pregnancy loss
Life After Loss,  Miscarriage

How Pregnancy Loss Made Me Pro-Choice

CW: anti-abortion language (including graphic descriptions), pregnancy loss, mention of medically managed abortion

pregnancy loss

As someone who grew up in the culture of conservative Christianity, I’ve heard all the pro-life arguments and name-calling.



*graphic images and descriptions of fetuses being dismembered*

I was once even in a church play about abortion. My role was a fetus being aborted. I was 13.

These things were normal in the environments I grew up in. It was also normal for these same environments to shame and shun women who were pregnant and unmarried.

This fact is probably why I, despite being “pro-life”, chose to use Plan B when faced with the possibility of being pregnant and unmarried. Of course, Plan B is not a medication used to terminate a pregnancy. It’s a high dose of progesterone that can be used as a back-up, emergency form of birth control when usual methods fail. Although I knew this and felt comfortable using it, I was still shamed by those who believe it is an “abortion pill”.

Scripture was quoted: “the wages of sin is death“… a verse that haunted me every time I had a miscarriage

Did I deserve to have my babies die because I had sex before marriage?

Because I used Plan B?

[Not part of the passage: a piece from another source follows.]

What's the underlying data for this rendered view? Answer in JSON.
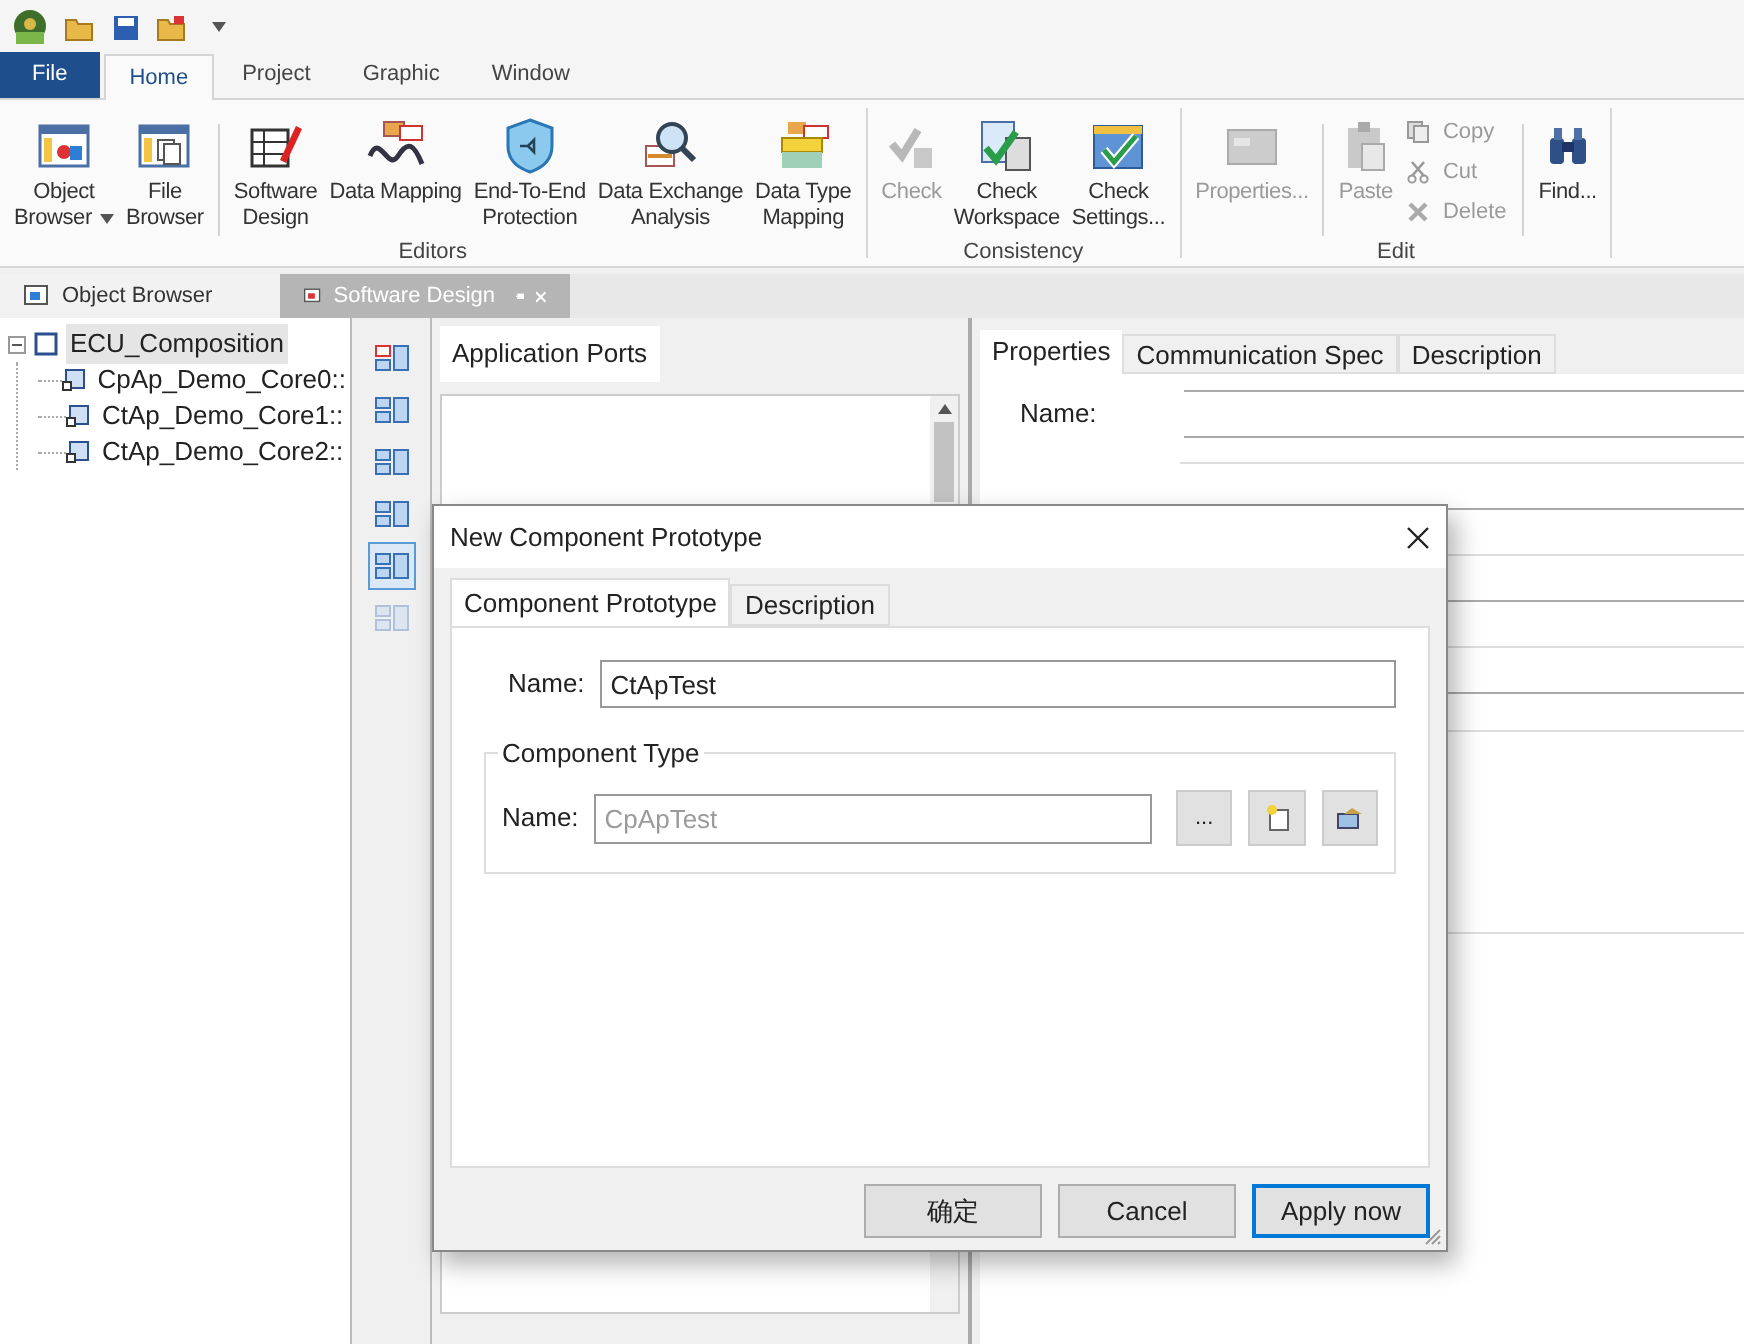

I’ve come to know that’s not how God works, but my native culture of conservative Christianity overpowered every thought. It’s no wonder that the majority of women who get abortions are Christian.

That was the first experience that made me think about why women might want or need an abortion. The next experience that changed my view on abortion was my third pregnancy loss.

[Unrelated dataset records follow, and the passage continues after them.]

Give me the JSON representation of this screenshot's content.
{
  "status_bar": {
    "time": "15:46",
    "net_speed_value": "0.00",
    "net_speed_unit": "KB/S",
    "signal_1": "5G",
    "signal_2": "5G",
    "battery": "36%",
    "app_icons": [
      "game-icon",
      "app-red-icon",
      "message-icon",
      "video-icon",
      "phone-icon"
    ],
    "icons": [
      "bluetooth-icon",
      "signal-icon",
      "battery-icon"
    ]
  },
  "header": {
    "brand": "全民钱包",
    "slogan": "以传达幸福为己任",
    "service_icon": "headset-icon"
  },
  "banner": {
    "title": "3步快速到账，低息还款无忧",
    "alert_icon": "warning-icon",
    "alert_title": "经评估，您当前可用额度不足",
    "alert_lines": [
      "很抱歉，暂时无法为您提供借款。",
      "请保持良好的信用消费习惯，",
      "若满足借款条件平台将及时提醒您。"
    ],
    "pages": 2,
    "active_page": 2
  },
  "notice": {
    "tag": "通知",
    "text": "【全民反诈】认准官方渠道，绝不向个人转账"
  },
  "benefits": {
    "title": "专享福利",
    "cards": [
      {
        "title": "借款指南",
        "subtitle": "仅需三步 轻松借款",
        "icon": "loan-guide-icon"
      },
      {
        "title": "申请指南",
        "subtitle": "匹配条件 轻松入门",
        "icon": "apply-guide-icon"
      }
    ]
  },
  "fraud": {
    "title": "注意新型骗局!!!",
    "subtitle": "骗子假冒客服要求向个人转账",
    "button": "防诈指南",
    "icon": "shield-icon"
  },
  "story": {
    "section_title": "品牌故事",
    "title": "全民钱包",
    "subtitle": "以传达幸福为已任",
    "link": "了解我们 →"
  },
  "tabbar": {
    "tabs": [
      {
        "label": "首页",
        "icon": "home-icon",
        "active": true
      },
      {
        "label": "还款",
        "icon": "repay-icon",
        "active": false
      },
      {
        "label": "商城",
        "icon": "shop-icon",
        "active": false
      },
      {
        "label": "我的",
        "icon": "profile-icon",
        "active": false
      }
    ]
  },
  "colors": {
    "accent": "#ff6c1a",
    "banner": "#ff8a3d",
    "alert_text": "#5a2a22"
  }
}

My third miscarriage was not as simple as all the others. My very first time seeing my baby on the screen and hearing their heartbeat was overshadowed by news of an irregular placement and a referral to a maternal-fetal medicine specialist referral. I’d never heard of angular pregnancy and didn’t know that anything was really wrong. But at the MFM appointment a few days later, I was hit with a sobering realization: my pregnancy was dangerous.

Angular pregnancies are rare. And although they can occasionally be carried to term, there are many risks, including uterine rupture in the second or third trimester and placental retention. Many of these result in pregnancy loss, which was the case for me. I didn’t have to choose to end my dangerous pregnancy, but I thought about if I was faced with that choice. And honestly, I don’t know what I would have done. It was terrifying just to think about. (And after multiple miscarriages, knowing how unpredictable and fragile pregnancy can be…I don’t think that I would choose to risk my life.)

I carried my dead baby for 19 days.

I was prescribed misoprostol (an “abortion pill”), but didn’t take it. I was afraid to. Because, even though I saw there was no more heartbeat, I thought “what if it’s wrong and I accidentally abort my baby?”

I ended up in the emergency room because I was bleeding and contracting, yet my body would not release the pregnancy. A D&C was the eventual solution, and I’m grateful to have had that option. It was the biggest relief to know that it was finally over.

As someone who struggled to get and stay pregnant, you might think I’d be angry at the thought of someone terminating a pregnancy. But my experiences have only made me more compassionate to women who find themselves faced with a difficult choice. I am completely of the belief that most people aren’t FOR abortions. And the conservative Christian “pro-life” image of a “liberal, abortion-loving feminist” is not real. Violent, graphic, descriptive language of abortion procedures only hurts the women you love.

After my D&C, I could no longer tolerate any “pro-life” arguments or imagery. It hurts too much to hear descriptions of “babies being torn apart in the womb” when my baby was scraped from my womb. It hurts to hear of “aborted fetuses tossed in the trash” when I knew by baby was not buried, but discarded with medical waste.

After facing the possibility (not even the reality) of a pregnancy as a single woman, fearing the shame and rejection I would receive from the conservative Christian culture I was saturated in, it hurts to hear that “there’s no reason for someone to have an abortion” or “people who get abortions are selfish” or “people who get abortions don’t deserve to have children.”

How much more painful are these words for women who are faced with an impossible choice?

These arguments come from people who have no idea of (or no care for) the nuance of these impossible situations. And that is exactly why I’m pro-choice. Because no one, aside from the person going through it, understands. No one, aside from a person’s doctor, can know the physical complexities and risks. And whether abortion is legal or not, they will still be needed and performed.

Can we please leave it to women and their doctors to decide what is right and safe for them?